-- WHAT TO WORK ON --
Your answer must be a word-for-word copy of the listing below, minus its pictures.

-- INFORMATION PROVIDED --

___

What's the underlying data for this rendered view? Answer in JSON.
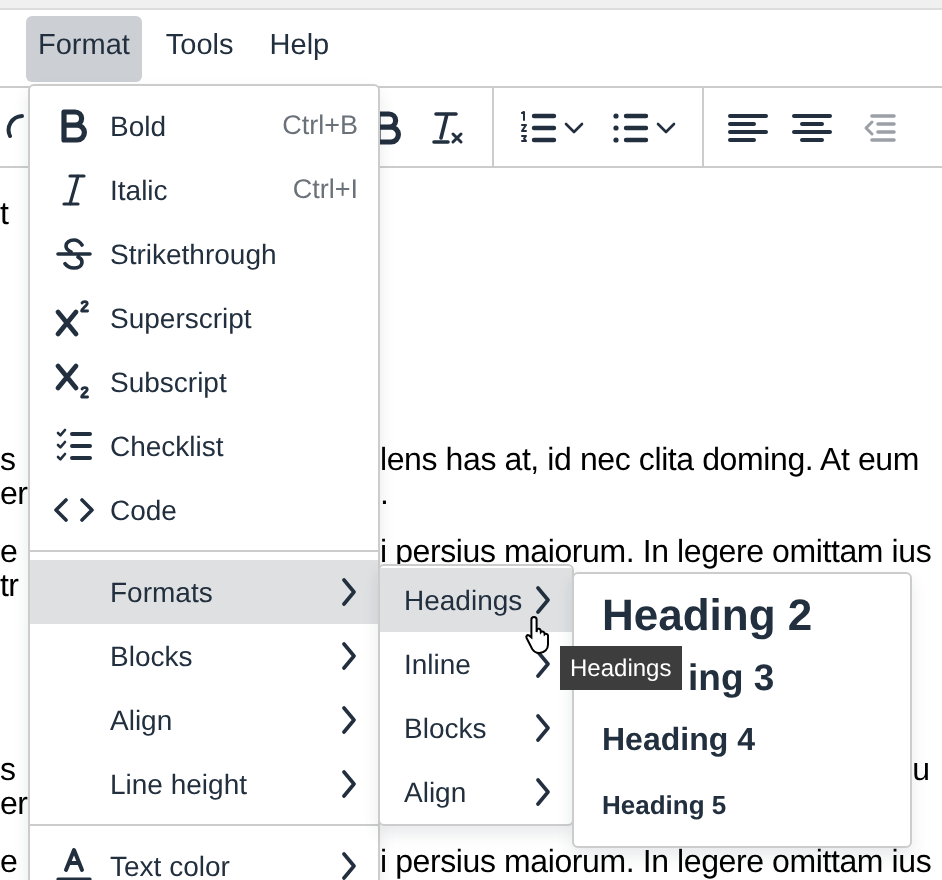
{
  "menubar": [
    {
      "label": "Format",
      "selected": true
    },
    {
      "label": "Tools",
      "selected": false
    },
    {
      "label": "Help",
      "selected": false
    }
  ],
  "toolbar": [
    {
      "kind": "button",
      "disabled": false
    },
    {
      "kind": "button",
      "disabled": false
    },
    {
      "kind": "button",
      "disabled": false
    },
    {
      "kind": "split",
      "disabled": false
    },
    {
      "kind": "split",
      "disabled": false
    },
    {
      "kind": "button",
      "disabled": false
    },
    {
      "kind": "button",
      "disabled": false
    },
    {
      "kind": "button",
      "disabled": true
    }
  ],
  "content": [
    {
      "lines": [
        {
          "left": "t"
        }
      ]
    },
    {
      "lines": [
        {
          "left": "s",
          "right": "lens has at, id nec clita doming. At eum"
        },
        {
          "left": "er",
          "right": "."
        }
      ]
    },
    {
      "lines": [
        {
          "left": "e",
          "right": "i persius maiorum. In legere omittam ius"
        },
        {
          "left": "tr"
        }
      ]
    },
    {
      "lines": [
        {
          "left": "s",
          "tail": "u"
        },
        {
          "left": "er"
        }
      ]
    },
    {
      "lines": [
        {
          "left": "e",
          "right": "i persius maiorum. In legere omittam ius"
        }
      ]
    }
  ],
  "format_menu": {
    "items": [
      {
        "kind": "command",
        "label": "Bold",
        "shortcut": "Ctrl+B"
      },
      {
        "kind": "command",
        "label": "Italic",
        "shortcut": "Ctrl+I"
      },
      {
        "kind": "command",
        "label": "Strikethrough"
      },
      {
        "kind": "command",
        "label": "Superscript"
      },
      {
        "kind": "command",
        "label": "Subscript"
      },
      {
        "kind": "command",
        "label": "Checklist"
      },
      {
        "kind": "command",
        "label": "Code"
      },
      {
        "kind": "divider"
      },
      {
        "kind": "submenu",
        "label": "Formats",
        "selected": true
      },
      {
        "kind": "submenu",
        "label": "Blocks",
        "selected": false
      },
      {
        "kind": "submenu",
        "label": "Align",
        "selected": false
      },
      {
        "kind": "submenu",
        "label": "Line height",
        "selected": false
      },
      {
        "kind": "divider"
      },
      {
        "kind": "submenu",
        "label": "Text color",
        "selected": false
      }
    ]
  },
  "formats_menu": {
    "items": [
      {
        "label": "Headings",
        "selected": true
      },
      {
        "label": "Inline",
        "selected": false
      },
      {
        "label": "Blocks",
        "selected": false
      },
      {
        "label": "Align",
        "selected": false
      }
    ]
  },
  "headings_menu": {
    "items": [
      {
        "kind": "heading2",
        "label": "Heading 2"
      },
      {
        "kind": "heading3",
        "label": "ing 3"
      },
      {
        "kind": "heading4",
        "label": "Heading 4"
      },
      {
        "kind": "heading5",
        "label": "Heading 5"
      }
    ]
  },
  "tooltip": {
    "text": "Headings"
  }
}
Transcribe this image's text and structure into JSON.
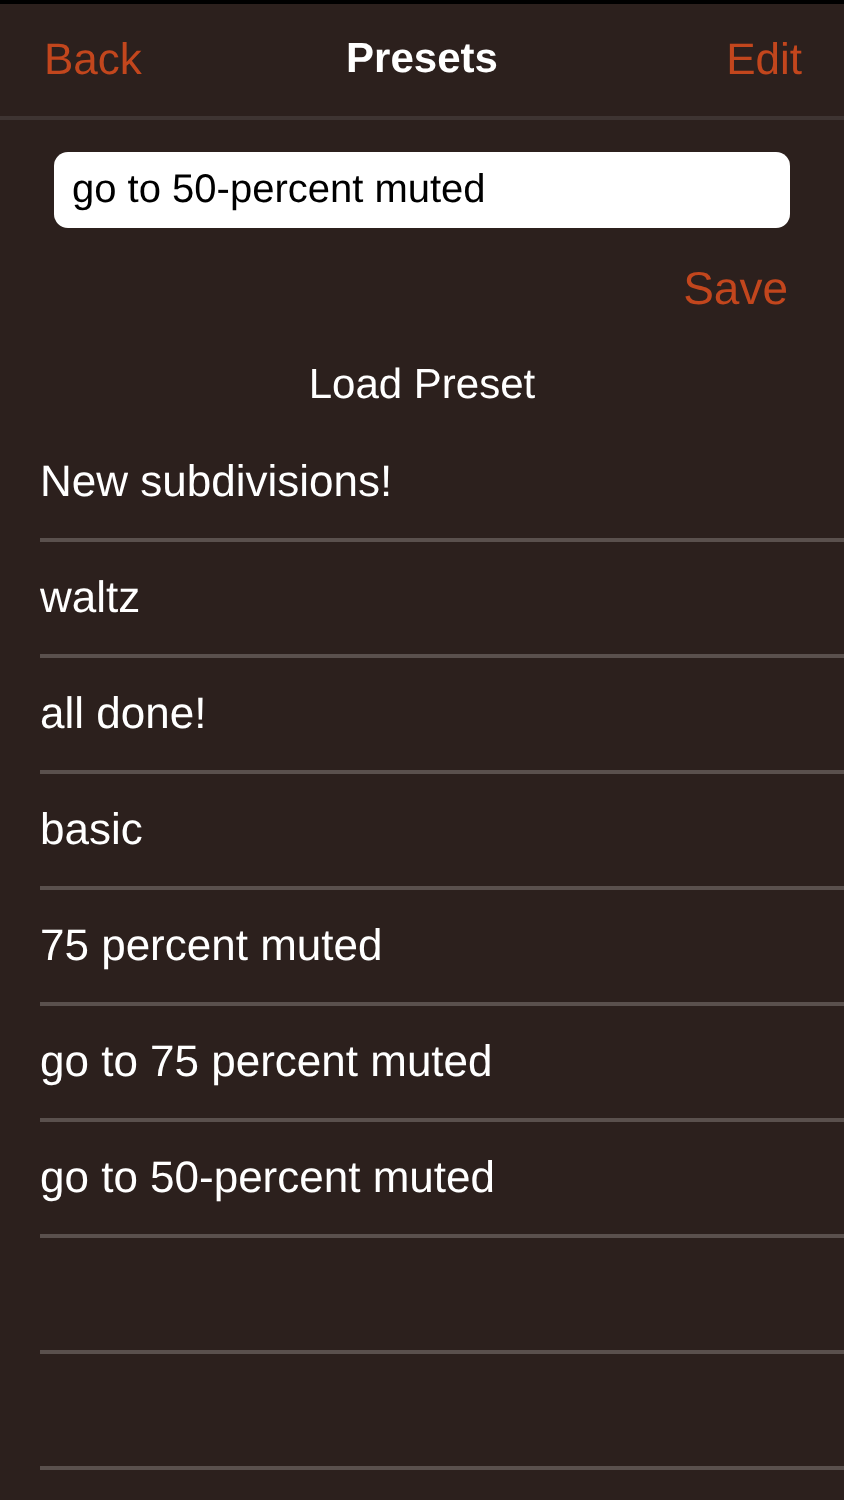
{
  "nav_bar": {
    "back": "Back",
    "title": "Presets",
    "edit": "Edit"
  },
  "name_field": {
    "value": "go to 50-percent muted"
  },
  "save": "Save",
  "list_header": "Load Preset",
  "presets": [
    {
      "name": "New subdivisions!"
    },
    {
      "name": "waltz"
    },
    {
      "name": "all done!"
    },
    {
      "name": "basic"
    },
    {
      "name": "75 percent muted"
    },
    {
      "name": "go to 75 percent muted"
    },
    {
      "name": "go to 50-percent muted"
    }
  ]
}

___

-- RESULT OF THE EXERCISE --
What's the underlying data for this rendered view? Answer in JSON.
{
  "menubar": [
    {
      "label": "Format",
      "selected": true
    },
    {
      "label": "Tools",
      "selected": false
    },
    {
      "label": "Help",
      "selected": false
    }
  ],
  "toolbar": [
    {
      "kind": "button",
      "disabled": false
    },
    {
      "kind": "button",
      "disabled": false
    },
    {
      "kind": "button",
      "disabled": false
    },
    {
      "kind": "split",
      "disabled": false
    },
    {
      "kind": "split",
      "disabled": false
    },
    {
      "kind": "button",
      "disabled": false
    },
    {
      "kind": "button",
      "disabled": false
    },
    {
      "kind": "button",
      "disabled": true
    }
  ],
  "content": [
    {
      "lines": [
        {
          "left": "t"
        }
      ]
    },
    {
      "lines": [
        {
          "left": "s",
          "right": "lens has at, id nec clita doming. At eum"
        },
        {
          "left": "er",
          "right": "."
        }
      ]
    },
    {
      "lines": [
        {
          "left": "e",
          "right": "i persius maiorum. In legere omittam ius"
        },
        {
          "left": "tr"
        }
      ]
    },
    {
      "lines": [
        {
          "left": "s",
          "tail": "u"
        },
        {
          "left": "er"
        }
      ]
    },
    {
      "lines": [
        {
          "left": "e",
          "right": "i persius maiorum. In legere omittam ius"
        }
      ]
    }
  ],
  "format_menu": {
    "items": [
      {
        "kind": "command",
        "label": "Bold",
        "shortcut": "Ctrl+B"
      },
      {
        "kind": "command",
        "label": "Italic",
        "shortcut": "Ctrl+I"
      },
      {
        "kind": "command",
        "label": "Strikethrough"
      },
      {
        "kind": "command",
        "label": "Superscript"
      },
      {
        "kind": "command",
        "label": "Subscript"
      },
      {
        "kind": "command",
        "label": "Checklist"
      },
      {
        "kind": "command",
        "label": "Code"
      },
      {
        "kind": "divider"
      },
      {
        "kind": "submenu",
        "label": "Formats",
        "selected": true
      },
      {
        "kind": "submenu",
        "label": "Blocks",
        "selected": false
      },
      {
        "kind": "submenu",
        "label": "Align",
        "selected": false
      },
      {
        "kind": "submenu",
        "label": "Line height",
        "selected": false
      },
      {
        "kind": "divider"
      },
      {
        "kind": "submenu",
        "label": "Text color",
        "selected": false
      }
    ]
  },
  "formats_menu": {
    "items": [
      {
        "label": "Headings",
        "selected": true
      },
      {
        "label": "Inline",
        "selected": false
      },
      {
        "label": "Blocks",
        "selected": false
      },
      {
        "label": "Align",
        "selected": false
      }
    ]
  },
  "headings_menu": {
    "items": [
      {
        "kind": "heading2",
        "label": "Heading 2"
      },
      {
        "kind": "heading3",
        "label": "ing 3"
      },
      {
        "kind": "heading4",
        "label": "Heading 4"
      },
      {
        "kind": "heading5",
        "label": "Heading 5"
      }
    ]
  },
  "tooltip": {
    "text": "Headings"
  }
}
Transcribe this image's text and structure into JSON.
{
  "nav_bar": {
    "back": "Back",
    "title": "Presets",
    "edit": "Edit"
  },
  "name_field": {
    "value": "go to 50-percent muted"
  },
  "save": "Save",
  "list_header": "Load Preset",
  "presets": [
    {
      "name": "New subdivisions!"
    },
    {
      "name": "waltz"
    },
    {
      "name": "all done!"
    },
    {
      "name": "basic"
    },
    {
      "name": "75 percent muted"
    },
    {
      "name": "go to 75 percent muted"
    },
    {
      "name": "go to 50-percent muted"
    }
  ]
}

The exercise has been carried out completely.